*Exercise objective:*
Go through the records and filter out every line lacking the word "your"; copy the lines that remain.

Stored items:
**********

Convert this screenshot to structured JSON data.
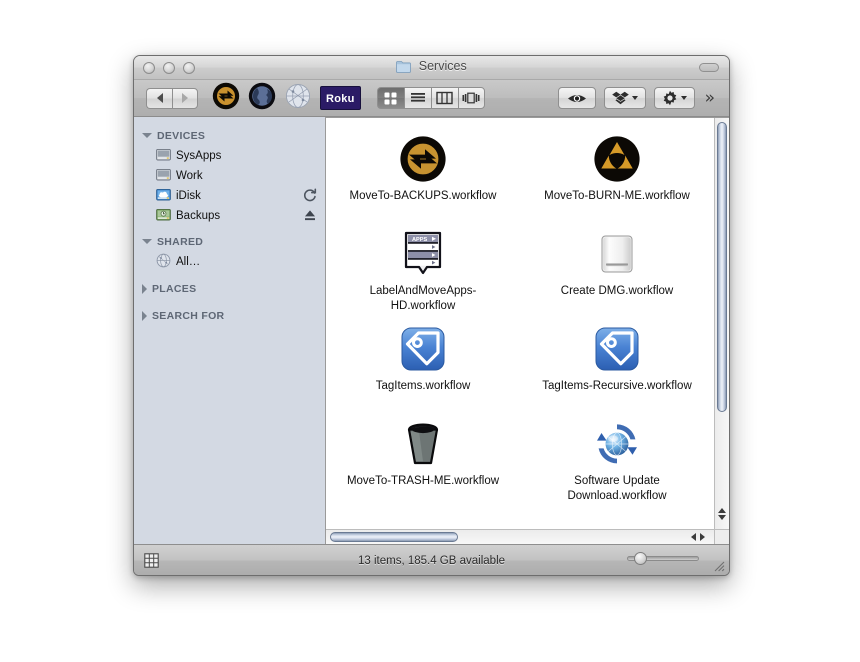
{
  "window": {
    "title": "Services",
    "title_icon": "folder-icon",
    "traffic_lights": [
      "close-button",
      "minimize-button",
      "zoom-button"
    ]
  },
  "toolbar": {
    "back_label": "Back",
    "forward_label": "Forward",
    "custom_items": [
      {
        "name": "moveto-backups-toolbar-icon",
        "label": ""
      },
      {
        "name": "globe-dark-toolbar-icon",
        "label": ""
      },
      {
        "name": "globe-light-toolbar-icon",
        "label": ""
      },
      {
        "name": "roku-toolbar-icon",
        "label": "Roku"
      }
    ],
    "view_modes": [
      {
        "name": "icon-view",
        "label": "Icon View",
        "selected": true
      },
      {
        "name": "list-view",
        "label": "List View",
        "selected": false
      },
      {
        "name": "column-view",
        "label": "Column View",
        "selected": false
      },
      {
        "name": "coverflow-view",
        "label": "Cover Flow View",
        "selected": false
      }
    ],
    "quicklook_label": "Quick Look",
    "dropbox_label": "Dropbox",
    "action_label": "Action",
    "overflow_label": "»"
  },
  "sidebar": {
    "groups": [
      {
        "name": "devices",
        "label": "DEVICES",
        "expanded": true,
        "items": [
          {
            "label": "SysApps",
            "icon": "hard-drive-icon",
            "badge": "none"
          },
          {
            "label": "Work",
            "icon": "hard-drive-icon",
            "badge": "none"
          },
          {
            "label": "iDisk",
            "icon": "idisk-icon",
            "badge": "sync-icon"
          },
          {
            "label": "Backups",
            "icon": "backup-disk-icon",
            "badge": "eject-icon"
          }
        ]
      },
      {
        "name": "shared",
        "label": "SHARED",
        "expanded": true,
        "items": [
          {
            "label": "All…",
            "icon": "network-globe-icon",
            "badge": "none"
          }
        ]
      },
      {
        "name": "places",
        "label": "PLACES",
        "expanded": false,
        "items": []
      },
      {
        "name": "search-for",
        "label": "SEARCH FOR",
        "expanded": false,
        "items": []
      }
    ]
  },
  "files": [
    {
      "name": "MoveTo-BACKUPS.workflow",
      "icon": "moveto-backups-icon"
    },
    {
      "name": "MoveTo-BURN-ME.workflow",
      "icon": "burn-radiation-icon"
    },
    {
      "name": "LabelAndMoveApps-HD.workflow",
      "icon": "apps-menu-list-icon"
    },
    {
      "name": "Create DMG.workflow",
      "icon": "disk-image-drive-icon"
    },
    {
      "name": "TagItems.workflow",
      "icon": "blue-tag-icon"
    },
    {
      "name": "TagItems-Recursive.workflow",
      "icon": "blue-tag-icon"
    },
    {
      "name": "MoveTo-TRASH-ME.workflow",
      "icon": "trash-can-icon"
    },
    {
      "name": "Software Update Download.workflow",
      "icon": "software-update-icon"
    }
  ],
  "status": {
    "text": "13 items, 185.4 GB available",
    "item_count": 13,
    "available": "185.4 GB",
    "grid_toggle_label": "Toggle Item Grid",
    "zoom_slider_label": "Icon Size"
  },
  "colors": {
    "sidebar_bg": "#d3d9e3",
    "content_bg": "#ffffff",
    "chrome": "#bdbdbd",
    "accent_tag": "#3a74c8",
    "burn_gold": "#e0a020",
    "roku_purple": "#2b1b66"
  }
}
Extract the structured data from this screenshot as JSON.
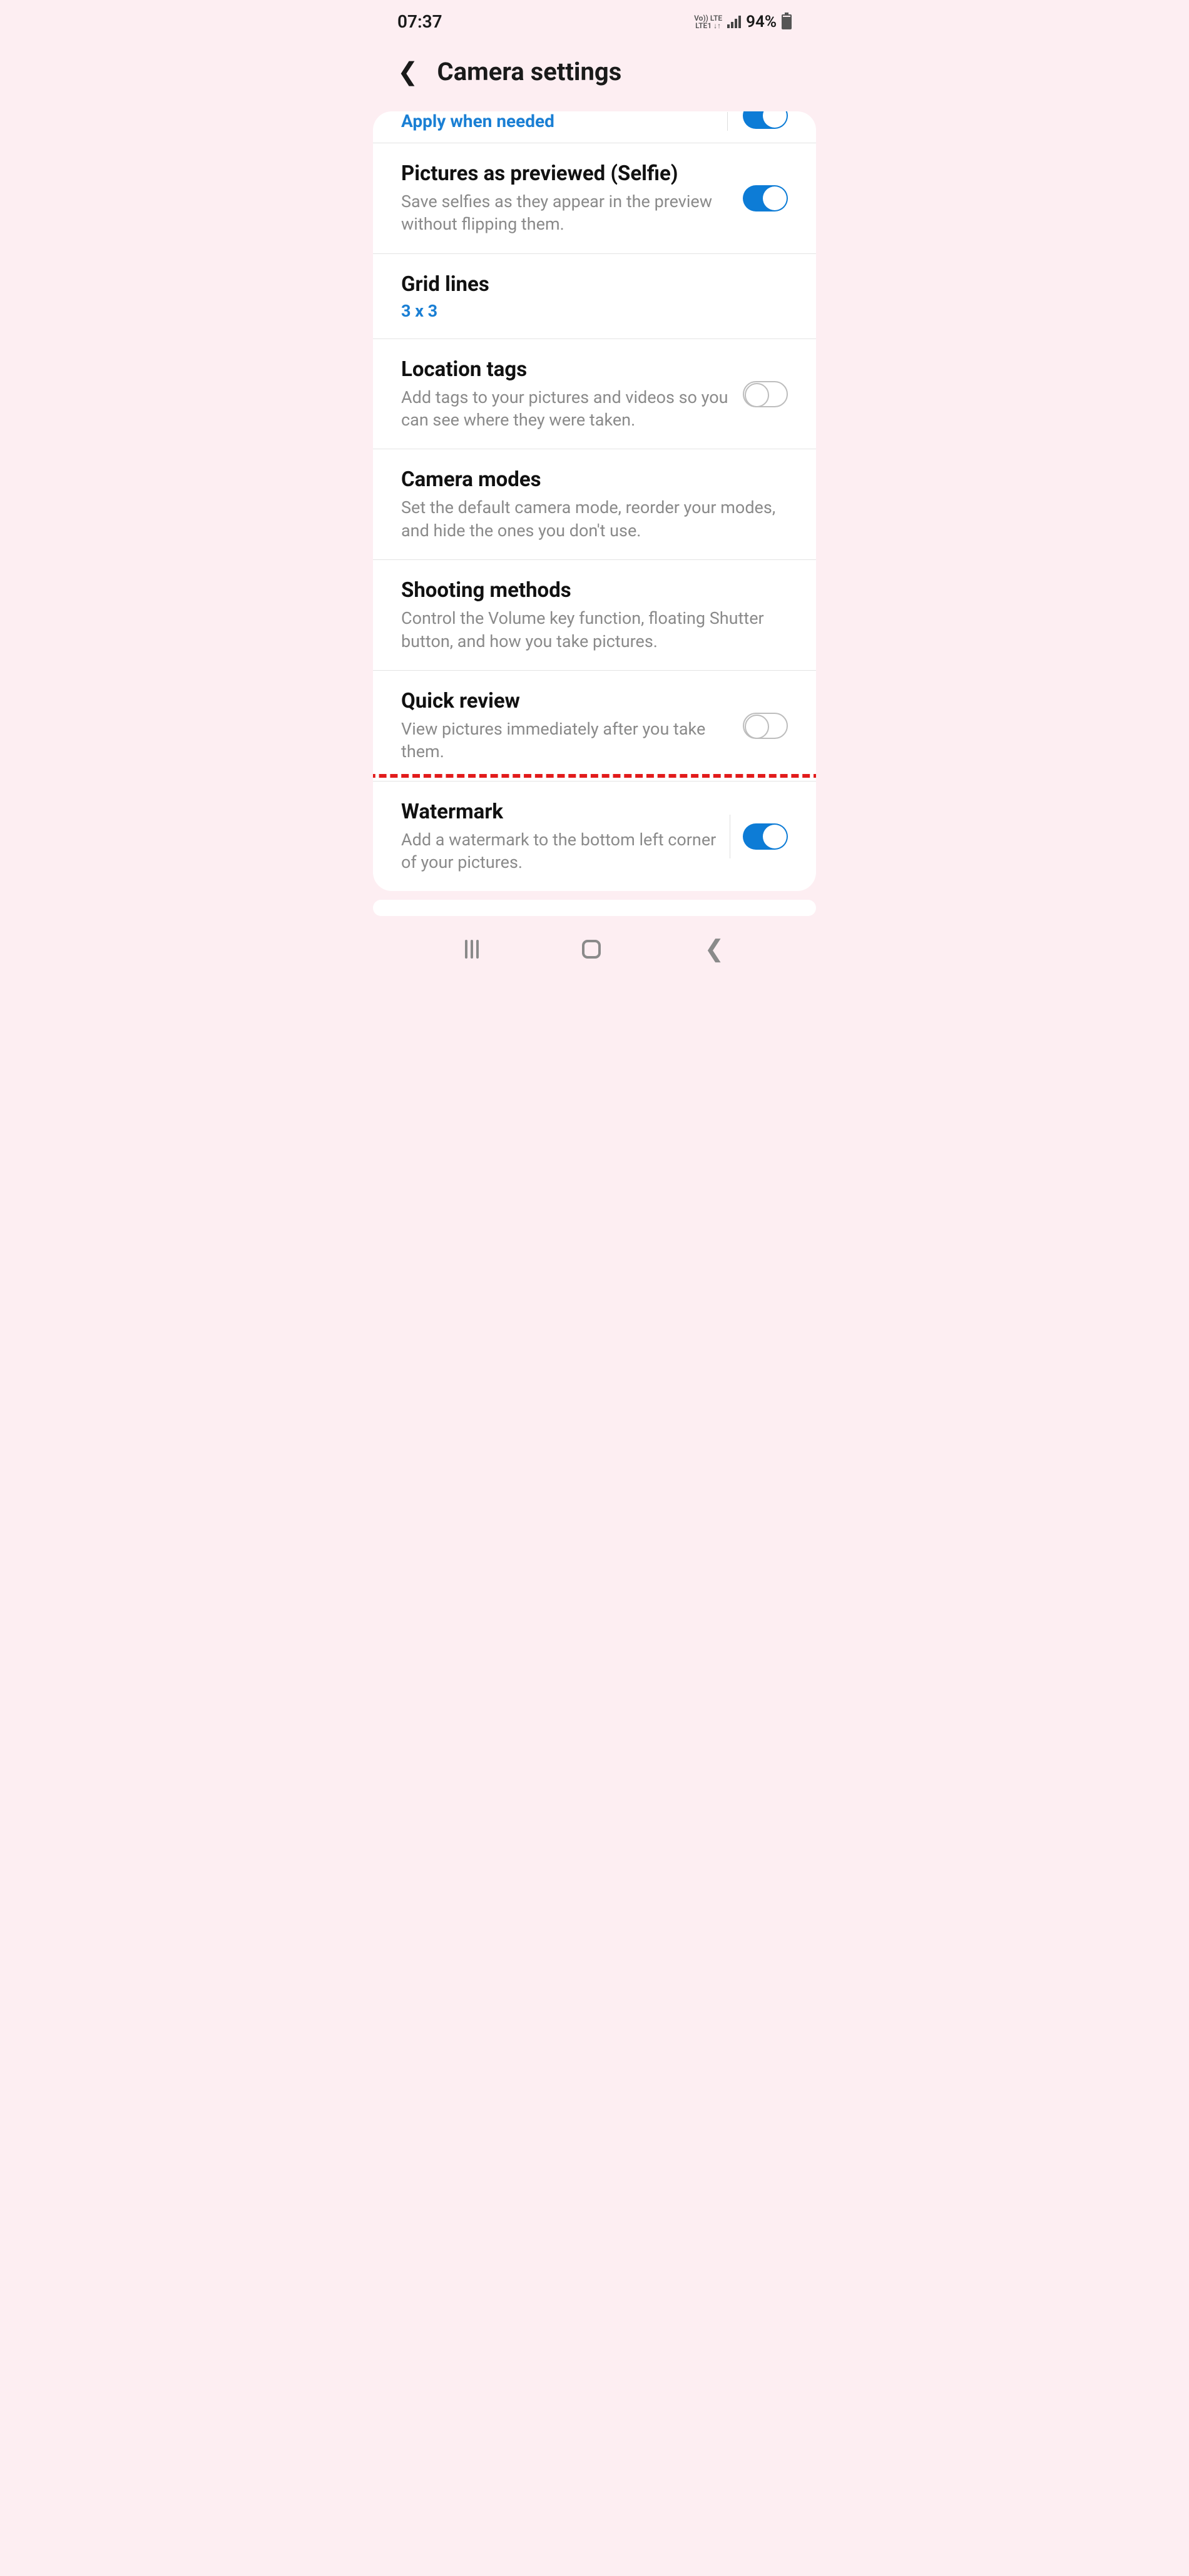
{
  "status": {
    "time": "07:37",
    "lte_top": "Vo)) LTE",
    "lte_bottom": "LTE1 ↓↑",
    "battery_pct": "94%"
  },
  "header": {
    "title": "Camera settings"
  },
  "rows": {
    "cutoff_label": "Apply when needed",
    "selfie": {
      "title": "Pictures as previewed (Selfie)",
      "sub": "Save selfies as they appear in the preview without flipping them."
    },
    "grid": {
      "title": "Grid lines",
      "value": "3 x 3"
    },
    "location": {
      "title": "Location tags",
      "sub": "Add tags to your pictures and videos so you can see where they were taken."
    },
    "modes": {
      "title": "Camera modes",
      "sub": "Set the default camera mode, reorder your modes, and hide the ones you don't use."
    },
    "shooting": {
      "title": "Shooting methods",
      "sub": "Control the Volume key function, floating Shutter button, and how you take pictures."
    },
    "quick": {
      "title": "Quick review",
      "sub": "View pictures immediately after you take them."
    },
    "watermark": {
      "title": "Watermark",
      "sub": "Add a watermark to the bottom left corner of your pictures."
    }
  }
}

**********

*Task solution:*
      "sub": "Add tags to your pictures and videos so you can see where they were taken."
      "sub": "Set the default camera mode, reorder your modes, and hide the ones you don't use."
      "sub": "Add a watermark to the bottom left corner of your pictures."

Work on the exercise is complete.